          same OS threads as much as possible.
      
      At this point we have the basic structure working, but there are some
      pieces missing.  I believe it's reasonably stable - the important
      parts of the testsuite pass in all the (normal,threaded,SMP) ways.
      
      In more detail:
      
        - Each capability now has a run queue, instead of one global run
          queue.  The Capability and Task APIs have been completely
          rewritten; see Capability.h and Task.h for the details.
      
        - Each capability has its own pool of worker Tasks.  Hence, Haskell
          threads on a Capability's run queue will run on the same worker
          Task(s).  As long as the OS is doing something reasonable, this
          should mean they usually stick to the same CPU.  Another way to
          look at this is that we're assuming each Capability is associated
          with a fixed CPU.
      
        - What used to be StgMainThread is now part of the Task structure.
          Every OS thread in the runtime has an associated Task, and it
          can ask for its current Task at any time with myTask().
      
        - removed RTS_SUPPORTS_THREADS symbol, use THREADED_RTS instead
          (it is now defined for SMP too).
      
        - The RtsAPI has had to change; we must explicitly pass a Capability

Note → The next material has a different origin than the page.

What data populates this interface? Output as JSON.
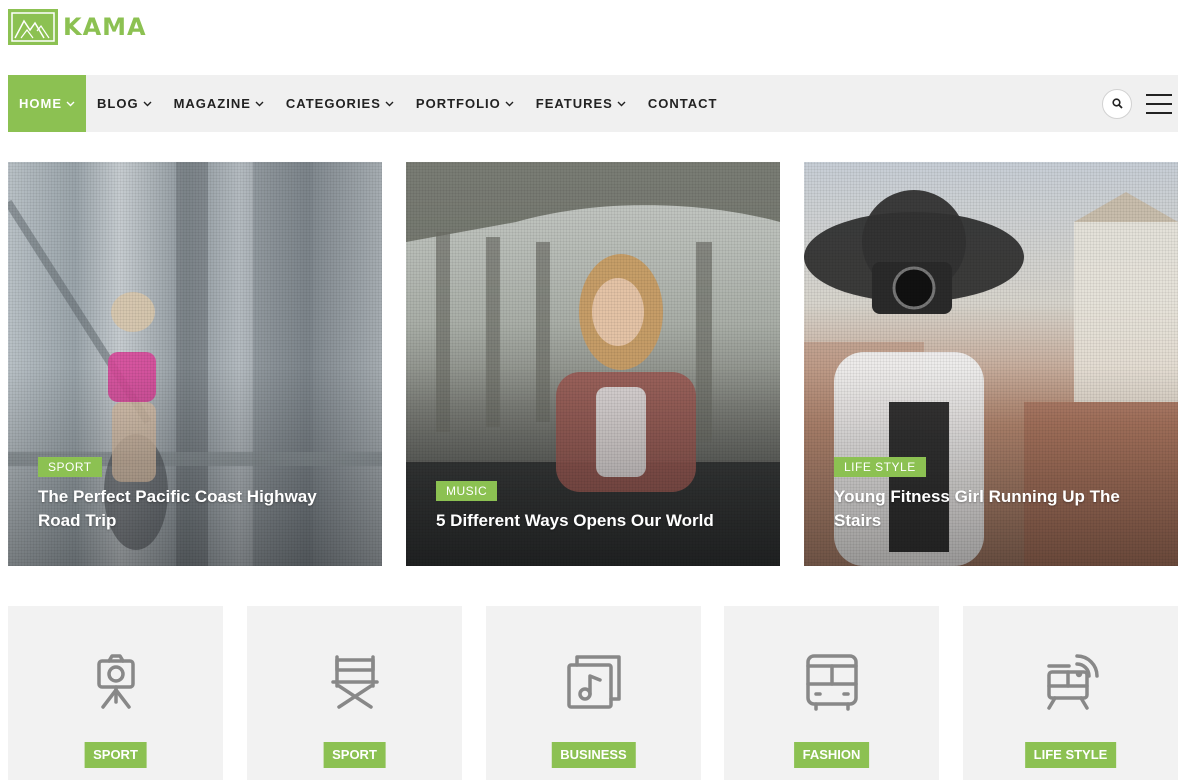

          around now.  The previous interface assumed some global state.
          SchedAPI has also changed a lot.
      
        - The OSThreads API now supports thread-local storage, used to
          implement myTask(), although it could be done more efficiently
          using gcc's __thread extension when available.
      
        - I've moved some POSIX-specific stuff into the posix subdirectory,
          moving in the direction of separating out platform-specific
          implementations.
      
        - lots of lock-debugging and assertions in the runtime.  In particular,
          when DEBUG is on, we catch multiple ACQUIRE_LOCK()s, and there is
          also an ASSERT_LOCK_HELD() call.
      
      What's missing so far:
      
        - I have almost certainly broken the Win32 build, will fix soon.
      
        - any kind of thread migration or load balancing.  This is high up
          the agenda, though.
      
        - various performance tweaks to do
      
        - throwTo and forkProcess still do not work in SMP mode
      03a9ff01
  33. 14 Oct, 2005 1 commit
  34. 16 Sep, 2005 1 commit
  35. 26 Jul, 2005 1 commit